I love reading the Acknowledgements in academic books. In many cases and in many ways, these two, three-page summaries of debts and gratitude owed, at once pushed to dramatic excess by the emotional intensity of lengthy research projects (“My gratitude too to the ghosts who are everywhere in these pages…”) and restrained in capitulation to perceived academic conventions (“The following public forums offered an opportunity to present earlier versions of this project…”), are, for me, the most enjoyable parts of their respective tomes. There is a measured effusiveness in my favourite examples that I think equals the most powerful arguments in poignancy and the most lucid theses in thoughtfulness.
I love how acknowledgements invite sentimentality to a greater extent than more strictly academic prose at the same time that their scholarly context demands a standard of precision consistent with the rest of the text (I would prefer this in all friendship correspondences, but perhaps some think books a more demanding medium than text messages, and perhaps an editor more persuasive in this matter than a friend). Poet Mark Doty writes that sentimentality can replace the particular in individual feeling with the universal. In language, this can flatten our expressions of genuine affection into platitudes—dull and at risk of becoming meaningless. In acknowledgements I see scholars, many of whom are writers by choice as well as by necessity, honestly grappling with language. I watch, kept in suspense, as they manoeuvre the currents of this affective language with its many clichés and hyperboles in deliberate, muscular strokes, and pause admiringly at each novel, creative, unaffected expression of gratitude. As an exercise in writing, the acknowledgements ask: how many ways are there to say thank you? In his autobiography, Roland Barthes writes that the one who says “I love you” is like the Argonauts who, over the course of their journey, replaced every plank and nail of the Argo so that it became “an object with no other cause than its name.” The job of both love and language here, for Barthes, is “to give to one and the same phrase inflections which will be forever new.” I think in part this is also the challenge and work of writing acknowledgements.
I love the thought of these all-but-deified authors in casual conversation with their friends and colleagues. To imagine them arguing over a hastily prepared meal (the function of which is as much social as it is nutritional) or nodding with so much enthusiasm at the collective articulation of a new idea that glasses are spilled (and in the same moment refilled) reminds me of their attachments to the world that inform the real stakes of their research. It foregrounds the social networks that are substrate for academic work that can seem so aloof from lives lived.
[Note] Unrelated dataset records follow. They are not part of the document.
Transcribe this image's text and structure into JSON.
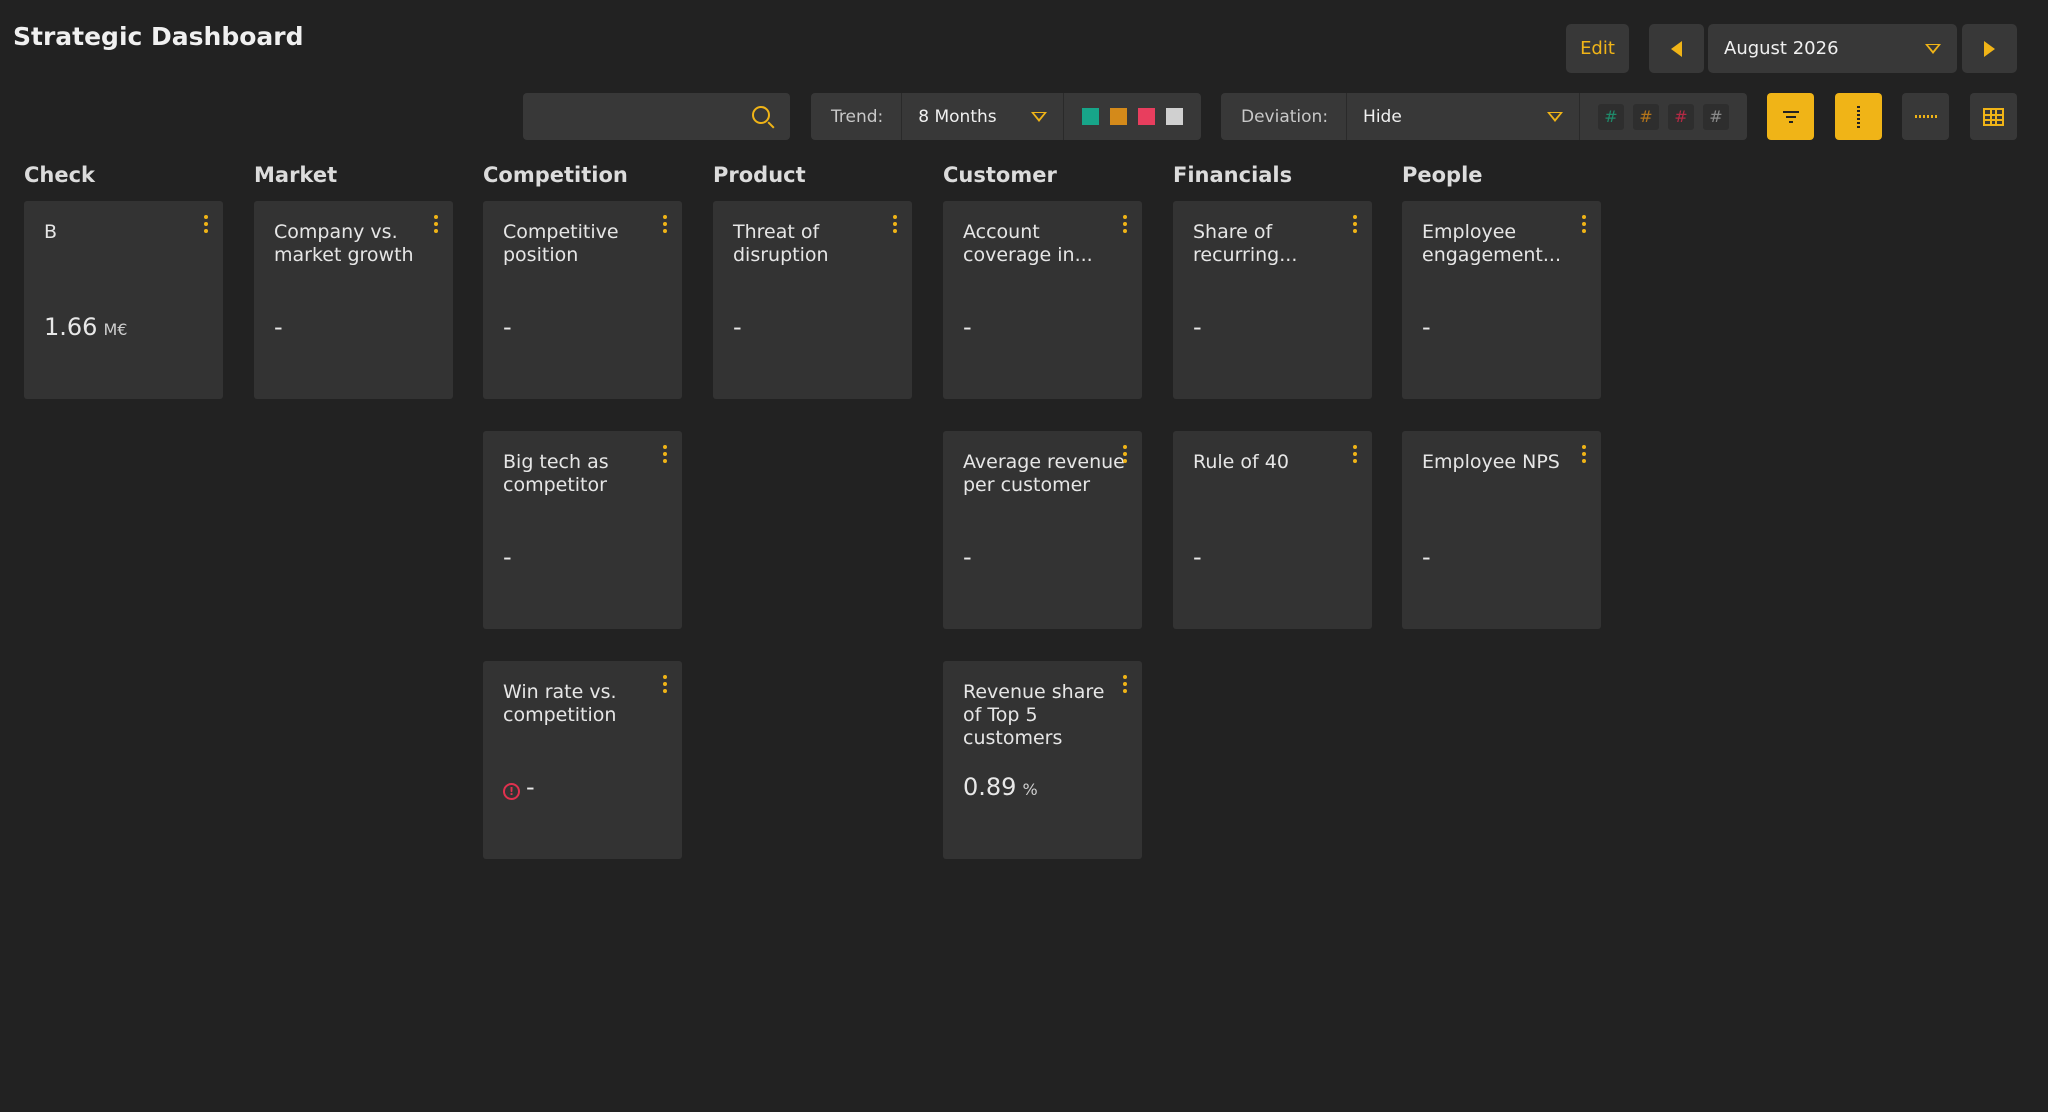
{
  "header": {
    "title": "Strategic Dashboard"
  },
  "top_controls": {
    "edit_label": "Edit",
    "month_value": "August 2026"
  },
  "toolbar": {
    "search_placeholder": "",
    "trend_label": "Trend:",
    "trend_value": "8 Months",
    "trend_colors": [
      "#17a589",
      "#d48a1a",
      "#e83e5e",
      "#d0d0d0"
    ],
    "deviation_label": "Deviation:",
    "deviation_value": "Hide",
    "deviation_hashes": [
      {
        "symbol": "#",
        "color": "#1f8a6a"
      },
      {
        "symbol": "#",
        "color": "#b5751a"
      },
      {
        "symbol": "#",
        "color": "#b52a45"
      },
      {
        "symbol": "#",
        "color": "#8a8a8a"
      }
    ]
  },
  "accent_color": "#f0b417",
  "columns": [
    {
      "name": "Check",
      "cards": [
        {
          "title": "B",
          "value": "1.66",
          "unit": "M€",
          "warning": false
        }
      ]
    },
    {
      "name": "Market",
      "cards": [
        {
          "title": "Company vs. market growth",
          "value": "-",
          "unit": "",
          "warning": false
        }
      ]
    },
    {
      "name": "Competition",
      "cards": [
        {
          "title": "Competitive position",
          "value": "-",
          "unit": "",
          "warning": false
        },
        {
          "title": "Big tech as competitor",
          "value": "-",
          "unit": "",
          "warning": false
        },
        {
          "title": "Win rate vs. competition",
          "value": "-",
          "unit": "",
          "warning": true
        }
      ]
    },
    {
      "name": "Product",
      "cards": [
        {
          "title": "Threat of disruption",
          "value": "-",
          "unit": "",
          "warning": false
        }
      ]
    },
    {
      "name": "Customer",
      "cards": [
        {
          "title": "Account coverage in...",
          "value": "-",
          "unit": "",
          "warning": false
        },
        {
          "title": "Average revenue per customer",
          "value": "-",
          "unit": "",
          "warning": false
        },
        {
          "title": "Revenue share of Top 5 customers",
          "value": "0.89",
          "unit": "%",
          "warning": false
        }
      ]
    },
    {
      "name": "Financials",
      "cards": [
        {
          "title": "Share of recurring...",
          "value": "-",
          "unit": "",
          "warning": false
        },
        {
          "title": "Rule of 40",
          "value": "-",
          "unit": "",
          "warning": false
        }
      ]
    },
    {
      "name": "People",
      "cards": [
        {
          "title": "Employee engagement...",
          "value": "-",
          "unit": "",
          "warning": false
        },
        {
          "title": "Employee NPS",
          "value": "-",
          "unit": "",
          "warning": false
        }
      ]
    }
  ]
}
It reminds me also of the often overlooked gestures of friends—contributions made invisible for not being explicitly related to intellectual pursuits, the work of checking in, telling a joke, sharing a meal, offering physical intimacy—that undoubtedly make research and writing possible. Travelling for research at the moment, that is to say far from my usual social circles and in a city (Hong Kong) that is by turns familiar (I was born here and have, on subsequent visits, formed memories of scenes and encounters that continue to come to the fore when I don’t expect them, with alarming frequency and force) and inhospitable (I’m still uninitiated to many of its routines and rhythms), I find myself thinking often of the friends who have sustained me. In line with José Esteban Muñoz’s reflection that “queer friendship has proven to be the condition of possibility for [his own academic work of] imagining what queerness can and should mean,” I feel an acute gratitude for a queer cohort both here and back home who have been generous and committed, accountable without being transactional in their care for me. A painstakingly crafted acknowledgement then seems the least I could do.
 I came across these excerpts in the Acknowledgements of 2 books I’m currently reading. The first I found in Peggy Phelan’s Unmarked: The Politics of Performance, and the second in John Paul Ricco’s The Logic of the Lure.
 I look forward to preparing my full acknowledgements in time, but even during the writing of this microscopic post, thanks are due—thank you, HK, VM, JB, MB, CM, EG, HM, KVC, SB, HL, IWL, KC, AS, SC.